§ Work order
Every line of the listing that follows must be written out unchanged.
** Recorded information follows **
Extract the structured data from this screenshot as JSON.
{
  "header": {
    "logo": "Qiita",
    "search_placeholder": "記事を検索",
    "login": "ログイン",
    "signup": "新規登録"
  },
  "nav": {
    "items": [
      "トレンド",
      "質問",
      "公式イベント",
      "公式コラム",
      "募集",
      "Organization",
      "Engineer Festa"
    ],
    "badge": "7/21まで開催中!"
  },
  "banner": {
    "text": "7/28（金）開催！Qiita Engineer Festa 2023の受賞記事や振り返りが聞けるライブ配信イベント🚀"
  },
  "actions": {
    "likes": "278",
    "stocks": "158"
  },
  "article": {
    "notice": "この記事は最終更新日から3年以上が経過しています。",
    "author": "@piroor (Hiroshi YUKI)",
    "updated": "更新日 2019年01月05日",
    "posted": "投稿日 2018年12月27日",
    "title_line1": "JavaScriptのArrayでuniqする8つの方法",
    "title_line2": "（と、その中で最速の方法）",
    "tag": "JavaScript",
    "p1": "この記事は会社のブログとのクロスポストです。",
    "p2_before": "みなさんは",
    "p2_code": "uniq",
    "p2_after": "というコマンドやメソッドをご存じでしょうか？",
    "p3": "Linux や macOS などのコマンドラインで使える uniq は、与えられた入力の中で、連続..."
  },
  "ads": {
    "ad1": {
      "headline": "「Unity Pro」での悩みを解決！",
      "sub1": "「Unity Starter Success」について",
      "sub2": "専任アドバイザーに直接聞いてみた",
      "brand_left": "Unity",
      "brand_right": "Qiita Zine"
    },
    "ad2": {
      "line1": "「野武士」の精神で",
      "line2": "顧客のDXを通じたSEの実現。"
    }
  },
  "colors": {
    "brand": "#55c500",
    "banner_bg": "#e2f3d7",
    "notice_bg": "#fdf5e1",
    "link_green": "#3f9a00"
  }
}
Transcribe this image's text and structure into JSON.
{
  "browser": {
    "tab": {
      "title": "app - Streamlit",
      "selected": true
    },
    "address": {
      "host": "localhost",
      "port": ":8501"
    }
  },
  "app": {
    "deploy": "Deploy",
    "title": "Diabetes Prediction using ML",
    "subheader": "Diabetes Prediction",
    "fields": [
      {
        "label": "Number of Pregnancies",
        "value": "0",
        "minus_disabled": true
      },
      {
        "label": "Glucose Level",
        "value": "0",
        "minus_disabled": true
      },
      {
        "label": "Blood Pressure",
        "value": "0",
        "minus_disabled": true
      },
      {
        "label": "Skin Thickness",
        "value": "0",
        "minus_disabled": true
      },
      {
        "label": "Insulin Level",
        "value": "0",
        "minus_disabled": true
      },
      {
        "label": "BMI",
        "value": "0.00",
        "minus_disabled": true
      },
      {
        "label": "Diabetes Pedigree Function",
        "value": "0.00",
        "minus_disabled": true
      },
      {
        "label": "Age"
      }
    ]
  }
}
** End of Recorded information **
§ Response to the task
Extract the structured data from this screenshot as JSON.
{
  "header": {
    "logo": "Qiita",
    "search_placeholder": "記事を検索",
    "login": "ログイン",
    "signup": "新規登録"
  },
  "nav": {
    "items": [
      "トレンド",
      "質問",
      "公式イベント",
      "公式コラム",
      "募集",
      "Organization",
      "Engineer Festa"
    ],
    "badge": "7/21まで開催中!"
  },
  "banner": {
    "text": "7/28（金）開催！Qiita Engineer Festa 2023の受賞記事や振り返りが聞けるライブ配信イベント🚀"
  },
  "actions": {
    "likes": "278",
    "stocks": "158"
  },
  "article": {
    "notice": "この記事は最終更新日から3年以上が経過しています。",
    "author": "@piroor (Hiroshi YUKI)",
    "updated": "更新日 2019年01月05日",
    "posted": "投稿日 2018年12月27日",
    "title_line1": "JavaScriptのArrayでuniqする8つの方法",
    "title_line2": "（と、その中で最速の方法）",
    "tag": "JavaScript",
    "p1": "この記事は会社のブログとのクロスポストです。",
    "p2_before": "みなさんは",
    "p2_code": "uniq",
    "p2_after": "というコマンドやメソッドをご存じでしょうか？",
    "p3": "Linux や macOS などのコマンドラインで使える uniq は、与えられた入力の中で、連続..."
  },
  "ads": {
    "ad1": {
      "headline": "「Unity Pro」での悩みを解決！",
      "sub1": "「Unity Starter Success」について",
      "sub2": "専任アドバイザーに直接聞いてみた",
      "brand_left": "Unity",
      "brand_right": "Qiita Zine"
    },
    "ad2": {
      "line1": "「野武士」の精神で",
      "line2": "顧客のDXを通じたSEの実現。"
    }
  },
  "colors": {
    "brand": "#55c500",
    "banner_bg": "#e2f3d7",
    "notice_bg": "#fdf5e1",
    "link_green": "#3f9a00"
  }
}
Transcribe this image's text and structure into JSON.
{
  "browser": {
    "tab": {
      "title": "app - Streamlit",
      "selected": true
    },
    "address": {
      "host": "localhost",
      "port": ":8501"
    }
  },
  "app": {
    "deploy": "Deploy",
    "title": "Diabetes Prediction using ML",
    "subheader": "Diabetes Prediction",
    "fields": [
      {
        "label": "Number of Pregnancies",
        "value": "0",
        "minus_disabled": true
      },
      {
        "label": "Glucose Level",
        "value": "0",
        "minus_disabled": true
      },
      {
        "label": "Blood Pressure",
        "value": "0",
        "minus_disabled": true
      },
      {
        "label": "Skin Thickness",
        "value": "0",
        "minus_disabled": true
      },
      {
        "label": "Insulin Level",
        "value": "0",
        "minus_disabled": true
      },
      {
        "label": "BMI",
        "value": "0.00",
        "minus_disabled": true
      },
      {
        "label": "Diabetes Pedigree Function",
        "value": "0.00",
        "minus_disabled": true
      },
      {
        "label": "Age"
      }
    ]
  }
}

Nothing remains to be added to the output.